┌─ DATA FOR ANALYSIS

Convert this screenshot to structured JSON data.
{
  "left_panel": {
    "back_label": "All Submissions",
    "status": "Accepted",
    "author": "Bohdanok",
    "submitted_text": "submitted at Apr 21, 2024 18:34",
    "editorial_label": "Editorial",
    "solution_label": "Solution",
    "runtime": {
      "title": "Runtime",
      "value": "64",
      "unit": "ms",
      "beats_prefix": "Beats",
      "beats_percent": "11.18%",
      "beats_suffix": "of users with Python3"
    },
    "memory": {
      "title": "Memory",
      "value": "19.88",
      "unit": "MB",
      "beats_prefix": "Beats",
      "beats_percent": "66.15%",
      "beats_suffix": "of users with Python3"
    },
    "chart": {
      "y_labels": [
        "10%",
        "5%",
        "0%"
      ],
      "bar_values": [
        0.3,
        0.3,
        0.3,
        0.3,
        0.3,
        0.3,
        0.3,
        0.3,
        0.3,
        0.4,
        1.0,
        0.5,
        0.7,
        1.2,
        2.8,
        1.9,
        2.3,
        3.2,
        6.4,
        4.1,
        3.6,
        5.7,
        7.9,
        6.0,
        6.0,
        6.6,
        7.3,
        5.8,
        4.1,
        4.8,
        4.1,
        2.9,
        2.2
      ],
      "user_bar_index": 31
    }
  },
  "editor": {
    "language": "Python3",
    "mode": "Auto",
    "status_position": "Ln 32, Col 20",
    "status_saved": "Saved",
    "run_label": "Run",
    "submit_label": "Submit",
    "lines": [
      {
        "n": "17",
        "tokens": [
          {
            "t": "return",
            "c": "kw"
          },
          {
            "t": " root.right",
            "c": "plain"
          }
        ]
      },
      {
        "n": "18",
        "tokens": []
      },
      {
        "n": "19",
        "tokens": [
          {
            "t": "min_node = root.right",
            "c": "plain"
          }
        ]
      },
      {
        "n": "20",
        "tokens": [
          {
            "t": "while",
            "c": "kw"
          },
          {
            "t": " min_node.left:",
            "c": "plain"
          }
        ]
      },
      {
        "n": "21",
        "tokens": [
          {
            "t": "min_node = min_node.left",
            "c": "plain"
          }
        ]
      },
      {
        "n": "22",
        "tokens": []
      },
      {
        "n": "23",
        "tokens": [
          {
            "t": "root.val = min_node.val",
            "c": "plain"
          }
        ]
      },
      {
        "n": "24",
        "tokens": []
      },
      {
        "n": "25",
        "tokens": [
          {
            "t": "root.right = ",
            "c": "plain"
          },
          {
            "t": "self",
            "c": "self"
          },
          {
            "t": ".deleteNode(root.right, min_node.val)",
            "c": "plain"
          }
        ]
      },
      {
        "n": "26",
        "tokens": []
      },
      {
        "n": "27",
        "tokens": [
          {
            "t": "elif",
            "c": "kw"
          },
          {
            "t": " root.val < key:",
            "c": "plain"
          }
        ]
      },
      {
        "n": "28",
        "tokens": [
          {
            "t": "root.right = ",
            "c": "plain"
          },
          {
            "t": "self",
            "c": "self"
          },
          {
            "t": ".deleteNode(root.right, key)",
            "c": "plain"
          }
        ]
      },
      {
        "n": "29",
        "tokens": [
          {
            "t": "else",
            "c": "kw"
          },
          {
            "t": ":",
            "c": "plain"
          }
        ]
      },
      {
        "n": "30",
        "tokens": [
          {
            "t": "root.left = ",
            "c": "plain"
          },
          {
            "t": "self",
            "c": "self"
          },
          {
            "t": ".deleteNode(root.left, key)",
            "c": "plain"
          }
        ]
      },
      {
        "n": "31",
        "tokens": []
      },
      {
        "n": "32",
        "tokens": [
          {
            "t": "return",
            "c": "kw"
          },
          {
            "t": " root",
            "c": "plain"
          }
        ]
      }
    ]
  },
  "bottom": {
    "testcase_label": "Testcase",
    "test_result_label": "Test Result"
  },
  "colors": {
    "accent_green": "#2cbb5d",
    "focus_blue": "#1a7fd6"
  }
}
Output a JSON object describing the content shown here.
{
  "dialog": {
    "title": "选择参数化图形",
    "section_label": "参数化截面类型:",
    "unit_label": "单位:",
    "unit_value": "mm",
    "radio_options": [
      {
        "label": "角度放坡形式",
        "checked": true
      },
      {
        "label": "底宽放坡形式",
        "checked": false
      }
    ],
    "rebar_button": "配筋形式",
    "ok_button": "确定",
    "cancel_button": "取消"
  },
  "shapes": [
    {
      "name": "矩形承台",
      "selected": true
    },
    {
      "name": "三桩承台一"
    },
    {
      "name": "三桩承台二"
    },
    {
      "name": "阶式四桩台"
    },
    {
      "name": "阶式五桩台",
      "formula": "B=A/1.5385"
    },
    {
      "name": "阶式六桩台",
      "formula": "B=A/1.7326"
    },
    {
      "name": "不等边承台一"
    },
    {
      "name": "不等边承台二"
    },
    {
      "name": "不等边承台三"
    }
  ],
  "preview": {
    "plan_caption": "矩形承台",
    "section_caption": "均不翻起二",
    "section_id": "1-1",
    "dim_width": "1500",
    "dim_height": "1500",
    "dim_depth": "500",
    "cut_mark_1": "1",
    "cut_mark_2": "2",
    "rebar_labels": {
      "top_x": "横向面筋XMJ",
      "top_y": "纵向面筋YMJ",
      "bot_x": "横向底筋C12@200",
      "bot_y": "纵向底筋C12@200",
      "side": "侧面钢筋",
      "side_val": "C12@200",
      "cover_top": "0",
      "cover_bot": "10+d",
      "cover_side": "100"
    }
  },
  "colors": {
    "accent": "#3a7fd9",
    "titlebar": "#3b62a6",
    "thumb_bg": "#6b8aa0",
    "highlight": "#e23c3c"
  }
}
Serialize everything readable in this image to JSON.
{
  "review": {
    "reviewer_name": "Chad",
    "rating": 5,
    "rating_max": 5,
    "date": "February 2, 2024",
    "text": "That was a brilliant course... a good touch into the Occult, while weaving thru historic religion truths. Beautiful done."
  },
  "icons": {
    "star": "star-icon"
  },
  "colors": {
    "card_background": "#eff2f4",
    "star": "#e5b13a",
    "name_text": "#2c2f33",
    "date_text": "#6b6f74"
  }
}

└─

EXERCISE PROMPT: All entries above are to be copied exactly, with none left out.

PROBLEM SOLUTION:
Convert this screenshot to structured JSON data.
{
  "left_panel": {
    "back_label": "All Submissions",
    "status": "Accepted",
    "author": "Bohdanok",
    "submitted_text": "submitted at Apr 21, 2024 18:34",
    "editorial_label": "Editorial",
    "solution_label": "Solution",
    "runtime": {
      "title": "Runtime",
      "value": "64",
      "unit": "ms",
      "beats_prefix": "Beats",
      "beats_percent": "11.18%",
      "beats_suffix": "of users with Python3"
    },
    "memory": {
      "title": "Memory",
      "value": "19.88",
      "unit": "MB",
      "beats_prefix": "Beats",
      "beats_percent": "66.15%",
      "beats_suffix": "of users with Python3"
    },
    "chart": {
      "y_labels": [
        "10%",
        "5%",
        "0%"
      ],
      "bar_values": [
        0.3,
        0.3,
        0.3,
        0.3,
        0.3,
        0.3,
        0.3,
        0.3,
        0.3,
        0.4,
        1.0,
        0.5,
        0.7,
        1.2,
        2.8,
        1.9,
        2.3,
        3.2,
        6.4,
        4.1,
        3.6,
        5.7,
        7.9,
        6.0,
        6.0,
        6.6,
        7.3,
        5.8,
        4.1,
        4.8,
        4.1,
        2.9,
        2.2
      ],
      "user_bar_index": 31
    }
  },
  "editor": {
    "language": "Python3",
    "mode": "Auto",
    "status_position": "Ln 32, Col 20",
    "status_saved": "Saved",
    "run_label": "Run",
    "submit_label": "Submit",
    "lines": [
      {
        "n": "17",
        "tokens": [
          {
            "t": "return",
            "c": "kw"
          },
          {
            "t": " root.right",
            "c": "plain"
          }
        ]
      },
      {
        "n": "18",
        "tokens": []
      },
      {
        "n": "19",
        "tokens": [
          {
            "t": "min_node = root.right",
            "c": "plain"
          }
        ]
      },
      {
        "n": "20",
        "tokens": [
          {
            "t": "while",
            "c": "kw"
          },
          {
            "t": " min_node.left:",
            "c": "plain"
          }
        ]
      },
      {
        "n": "21",
        "tokens": [
          {
            "t": "min_node = min_node.left",
            "c": "plain"
          }
        ]
      },
      {
        "n": "22",
        "tokens": []
      },
      {
        "n": "23",
        "tokens": [
          {
            "t": "root.val = min_node.val",
            "c": "plain"
          }
        ]
      },
      {
        "n": "24",
        "tokens": []
      },
      {
        "n": "25",
        "tokens": [
          {
            "t": "root.right = ",
            "c": "plain"
          },
          {
            "t": "self",
            "c": "self"
          },
          {
            "t": ".deleteNode(root.right, min_node.val)",
            "c": "plain"
          }
        ]
      },
      {
        "n": "26",
        "tokens": []
      },
      {
        "n": "27",
        "tokens": [
          {
            "t": "elif",
            "c": "kw"
          },
          {
            "t": " root.val < key:",
            "c": "plain"
          }
        ]
      },
      {
        "n": "28",
        "tokens": [
          {
            "t": "root.right = ",
            "c": "plain"
          },
          {
            "t": "self",
            "c": "self"
          },
          {
            "t": ".deleteNode(root.right, key)",
            "c": "plain"
          }
        ]
      },
      {
        "n": "29",
        "tokens": [
          {
            "t": "else",
            "c": "kw"
          },
          {
            "t": ":",
            "c": "plain"
          }
        ]
      },
      {
        "n": "30",
        "tokens": [
          {
            "t": "root.left = ",
            "c": "plain"
          },
          {
            "t": "self",
            "c": "self"
          },
          {
            "t": ".deleteNode(root.left, key)",
            "c": "plain"
          }
        ]
      },
      {
        "n": "31",
        "tokens": []
      },
      {
        "n": "32",
        "tokens": [
          {
            "t": "return",
            "c": "kw"
          },
          {
            "t": " root",
            "c": "plain"
          }
        ]
      }
    ]
  },
  "bottom": {
    "testcase_label": "Testcase",
    "test_result_label": "Test Result"
  },
  "colors": {
    "accent_green": "#2cbb5d",
    "focus_blue": "#1a7fd6"
  }
}
Output a JSON object describing the content shown here.
{
  "dialog": {
    "title": "选择参数化图形",
    "section_label": "参数化截面类型:",
    "unit_label": "单位:",
    "unit_value": "mm",
    "radio_options": [
      {
        "label": "角度放坡形式",
        "checked": true
      },
      {
        "label": "底宽放坡形式",
        "checked": false
      }
    ],
    "rebar_button": "配筋形式",
    "ok_button": "确定",
    "cancel_button": "取消"
  },
  "shapes": [
    {
      "name": "矩形承台",
      "selected": true
    },
    {
      "name": "三桩承台一"
    },
    {
      "name": "三桩承台二"
    },
    {
      "name": "阶式四桩台"
    },
    {
      "name": "阶式五桩台",
      "formula": "B=A/1.5385"
    },
    {
      "name": "阶式六桩台",
      "formula": "B=A/1.7326"
    },
    {
      "name": "不等边承台一"
    },
    {
      "name": "不等边承台二"
    },
    {
      "name": "不等边承台三"
    }
  ],
  "preview": {
    "plan_caption": "矩形承台",
    "section_caption": "均不翻起二",
    "section_id": "1-1",
    "dim_width": "1500",
    "dim_height": "1500",
    "dim_depth": "500",
    "cut_mark_1": "1",
    "cut_mark_2": "2",
    "rebar_labels": {
      "top_x": "横向面筋XMJ",
      "top_y": "纵向面筋YMJ",
      "bot_x": "横向底筋C12@200",
      "bot_y": "纵向底筋C12@200",
      "side": "侧面钢筋",
      "side_val": "C12@200",
      "cover_top": "0",
      "cover_bot": "10+d",
      "cover_side": "100"
    }
  },
  "colors": {
    "accent": "#3a7fd9",
    "titlebar": "#3b62a6",
    "thumb_bg": "#6b8aa0",
    "highlight": "#e23c3c"
  }
}
Serialize everything readable in this image to JSON.
{
  "review": {
    "reviewer_name": "Chad",
    "rating": 5,
    "rating_max": 5,
    "date": "February 2, 2024",
    "text": "That was a brilliant course... a good touch into the Occult, while weaving thru historic religion truths. Beautiful done."
  },
  "icons": {
    "star": "star-icon"
  },
  "colors": {
    "card_background": "#eff2f4",
    "star": "#e5b13a",
    "name_text": "#2c2f33",
    "date_text": "#6b6f74"
  }
}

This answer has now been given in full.